↓

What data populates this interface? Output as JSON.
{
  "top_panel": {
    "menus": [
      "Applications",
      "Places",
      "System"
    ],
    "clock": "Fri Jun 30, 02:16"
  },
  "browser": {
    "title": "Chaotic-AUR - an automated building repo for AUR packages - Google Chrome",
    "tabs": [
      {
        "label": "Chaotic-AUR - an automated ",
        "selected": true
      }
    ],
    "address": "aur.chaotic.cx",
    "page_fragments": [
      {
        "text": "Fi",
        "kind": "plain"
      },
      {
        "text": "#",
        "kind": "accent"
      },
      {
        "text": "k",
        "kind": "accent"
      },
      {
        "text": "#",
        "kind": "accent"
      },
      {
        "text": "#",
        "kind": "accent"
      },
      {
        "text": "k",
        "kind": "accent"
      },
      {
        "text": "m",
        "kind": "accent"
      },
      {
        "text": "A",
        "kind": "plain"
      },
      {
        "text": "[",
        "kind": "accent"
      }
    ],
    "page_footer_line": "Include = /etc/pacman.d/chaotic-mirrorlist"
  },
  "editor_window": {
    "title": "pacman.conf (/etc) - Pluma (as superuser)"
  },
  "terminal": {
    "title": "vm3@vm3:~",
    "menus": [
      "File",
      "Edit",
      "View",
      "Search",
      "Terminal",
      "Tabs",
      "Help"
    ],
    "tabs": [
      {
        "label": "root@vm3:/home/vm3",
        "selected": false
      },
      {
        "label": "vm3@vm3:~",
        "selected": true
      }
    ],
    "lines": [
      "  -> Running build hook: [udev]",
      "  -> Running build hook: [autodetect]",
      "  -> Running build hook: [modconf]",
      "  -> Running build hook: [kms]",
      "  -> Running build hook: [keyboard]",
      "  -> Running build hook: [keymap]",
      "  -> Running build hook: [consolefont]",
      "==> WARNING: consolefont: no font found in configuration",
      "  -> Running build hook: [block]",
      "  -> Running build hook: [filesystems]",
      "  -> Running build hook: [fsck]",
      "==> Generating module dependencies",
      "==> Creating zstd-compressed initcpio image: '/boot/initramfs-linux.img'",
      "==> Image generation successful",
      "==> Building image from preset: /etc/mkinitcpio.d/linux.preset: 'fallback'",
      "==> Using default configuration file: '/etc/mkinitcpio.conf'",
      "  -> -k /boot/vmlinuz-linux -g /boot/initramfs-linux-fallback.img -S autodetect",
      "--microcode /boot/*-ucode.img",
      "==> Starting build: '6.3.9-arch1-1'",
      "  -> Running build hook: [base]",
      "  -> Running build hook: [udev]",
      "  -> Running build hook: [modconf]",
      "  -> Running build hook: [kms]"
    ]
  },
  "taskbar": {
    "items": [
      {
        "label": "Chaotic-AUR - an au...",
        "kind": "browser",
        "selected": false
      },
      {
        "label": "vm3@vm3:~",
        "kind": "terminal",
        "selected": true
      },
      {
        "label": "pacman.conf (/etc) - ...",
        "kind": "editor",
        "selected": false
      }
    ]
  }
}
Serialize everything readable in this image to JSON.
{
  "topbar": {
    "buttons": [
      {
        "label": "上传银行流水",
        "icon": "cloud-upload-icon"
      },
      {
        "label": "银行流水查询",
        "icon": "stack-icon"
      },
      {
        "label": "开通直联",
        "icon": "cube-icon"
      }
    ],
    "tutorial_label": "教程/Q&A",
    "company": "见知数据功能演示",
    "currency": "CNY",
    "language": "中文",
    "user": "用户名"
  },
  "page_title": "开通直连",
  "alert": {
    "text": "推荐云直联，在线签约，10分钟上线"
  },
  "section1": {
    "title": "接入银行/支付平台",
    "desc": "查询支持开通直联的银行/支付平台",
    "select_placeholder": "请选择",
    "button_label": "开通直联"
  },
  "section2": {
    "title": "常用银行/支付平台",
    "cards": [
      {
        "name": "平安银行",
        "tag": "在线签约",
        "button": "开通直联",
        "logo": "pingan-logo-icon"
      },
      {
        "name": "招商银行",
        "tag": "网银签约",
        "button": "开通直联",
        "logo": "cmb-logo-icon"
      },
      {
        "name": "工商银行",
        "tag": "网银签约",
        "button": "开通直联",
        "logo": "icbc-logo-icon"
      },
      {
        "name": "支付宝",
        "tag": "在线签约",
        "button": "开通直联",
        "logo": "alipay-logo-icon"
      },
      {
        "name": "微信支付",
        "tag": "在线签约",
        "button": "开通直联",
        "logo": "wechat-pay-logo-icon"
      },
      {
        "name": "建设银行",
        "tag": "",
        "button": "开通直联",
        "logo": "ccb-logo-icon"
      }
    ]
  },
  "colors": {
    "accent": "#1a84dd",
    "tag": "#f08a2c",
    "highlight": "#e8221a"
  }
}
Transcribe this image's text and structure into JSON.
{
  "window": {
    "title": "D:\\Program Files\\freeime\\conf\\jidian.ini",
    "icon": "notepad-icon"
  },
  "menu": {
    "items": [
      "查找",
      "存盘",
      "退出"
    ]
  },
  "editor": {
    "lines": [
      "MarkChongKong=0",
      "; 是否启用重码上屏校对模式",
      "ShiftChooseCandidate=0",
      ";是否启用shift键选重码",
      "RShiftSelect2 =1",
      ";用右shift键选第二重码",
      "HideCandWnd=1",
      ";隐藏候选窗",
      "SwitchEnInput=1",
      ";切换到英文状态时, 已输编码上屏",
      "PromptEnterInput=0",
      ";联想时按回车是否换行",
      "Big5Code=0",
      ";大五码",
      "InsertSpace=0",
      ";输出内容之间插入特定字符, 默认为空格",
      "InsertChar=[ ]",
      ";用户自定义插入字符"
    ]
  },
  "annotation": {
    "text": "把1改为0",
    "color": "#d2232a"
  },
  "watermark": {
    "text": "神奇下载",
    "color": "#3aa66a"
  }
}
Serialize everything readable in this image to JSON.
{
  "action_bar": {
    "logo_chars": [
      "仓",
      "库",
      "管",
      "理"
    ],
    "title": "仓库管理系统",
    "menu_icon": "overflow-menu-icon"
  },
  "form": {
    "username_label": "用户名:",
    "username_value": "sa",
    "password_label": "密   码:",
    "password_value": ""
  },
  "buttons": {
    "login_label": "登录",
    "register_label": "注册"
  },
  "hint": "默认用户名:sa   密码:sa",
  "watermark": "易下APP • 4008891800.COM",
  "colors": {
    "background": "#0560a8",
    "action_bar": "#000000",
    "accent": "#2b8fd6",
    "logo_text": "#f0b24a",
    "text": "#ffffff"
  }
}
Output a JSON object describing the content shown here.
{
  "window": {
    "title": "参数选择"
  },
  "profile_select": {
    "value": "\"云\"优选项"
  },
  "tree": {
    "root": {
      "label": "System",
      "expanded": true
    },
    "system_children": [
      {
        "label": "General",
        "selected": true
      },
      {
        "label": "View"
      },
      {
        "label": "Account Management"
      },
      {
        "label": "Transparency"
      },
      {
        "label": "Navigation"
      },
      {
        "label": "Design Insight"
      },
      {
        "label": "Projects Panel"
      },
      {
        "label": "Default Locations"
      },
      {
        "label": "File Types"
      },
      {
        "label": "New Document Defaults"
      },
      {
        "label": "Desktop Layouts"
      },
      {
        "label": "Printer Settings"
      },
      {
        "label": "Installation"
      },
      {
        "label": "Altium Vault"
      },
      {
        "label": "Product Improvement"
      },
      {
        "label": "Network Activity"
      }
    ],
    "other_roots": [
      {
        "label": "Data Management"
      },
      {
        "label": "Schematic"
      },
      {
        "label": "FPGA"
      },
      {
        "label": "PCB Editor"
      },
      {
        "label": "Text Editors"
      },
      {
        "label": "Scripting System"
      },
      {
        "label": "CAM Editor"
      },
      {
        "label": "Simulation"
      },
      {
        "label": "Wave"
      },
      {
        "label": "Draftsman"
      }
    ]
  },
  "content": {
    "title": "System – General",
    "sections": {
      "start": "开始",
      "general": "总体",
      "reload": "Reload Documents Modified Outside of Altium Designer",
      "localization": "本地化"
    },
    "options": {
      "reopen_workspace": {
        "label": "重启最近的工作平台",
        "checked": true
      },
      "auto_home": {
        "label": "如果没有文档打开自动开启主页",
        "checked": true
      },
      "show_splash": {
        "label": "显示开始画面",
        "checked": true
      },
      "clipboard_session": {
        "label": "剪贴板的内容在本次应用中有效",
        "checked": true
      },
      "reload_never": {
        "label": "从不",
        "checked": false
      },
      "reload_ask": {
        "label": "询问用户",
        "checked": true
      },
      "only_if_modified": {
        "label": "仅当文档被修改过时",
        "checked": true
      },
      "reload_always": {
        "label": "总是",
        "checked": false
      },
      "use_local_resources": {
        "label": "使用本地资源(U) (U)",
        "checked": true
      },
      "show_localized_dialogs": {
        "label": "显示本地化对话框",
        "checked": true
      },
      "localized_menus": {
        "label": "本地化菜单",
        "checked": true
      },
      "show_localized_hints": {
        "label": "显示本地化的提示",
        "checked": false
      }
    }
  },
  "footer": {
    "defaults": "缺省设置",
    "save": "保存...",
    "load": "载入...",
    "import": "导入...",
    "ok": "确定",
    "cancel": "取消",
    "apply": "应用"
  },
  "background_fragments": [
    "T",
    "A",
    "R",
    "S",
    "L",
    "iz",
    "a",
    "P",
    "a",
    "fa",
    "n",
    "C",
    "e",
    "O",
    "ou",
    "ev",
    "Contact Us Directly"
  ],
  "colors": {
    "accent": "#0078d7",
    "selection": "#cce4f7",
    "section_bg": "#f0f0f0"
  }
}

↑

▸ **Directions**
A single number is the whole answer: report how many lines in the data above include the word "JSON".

▸ **Expected output**
5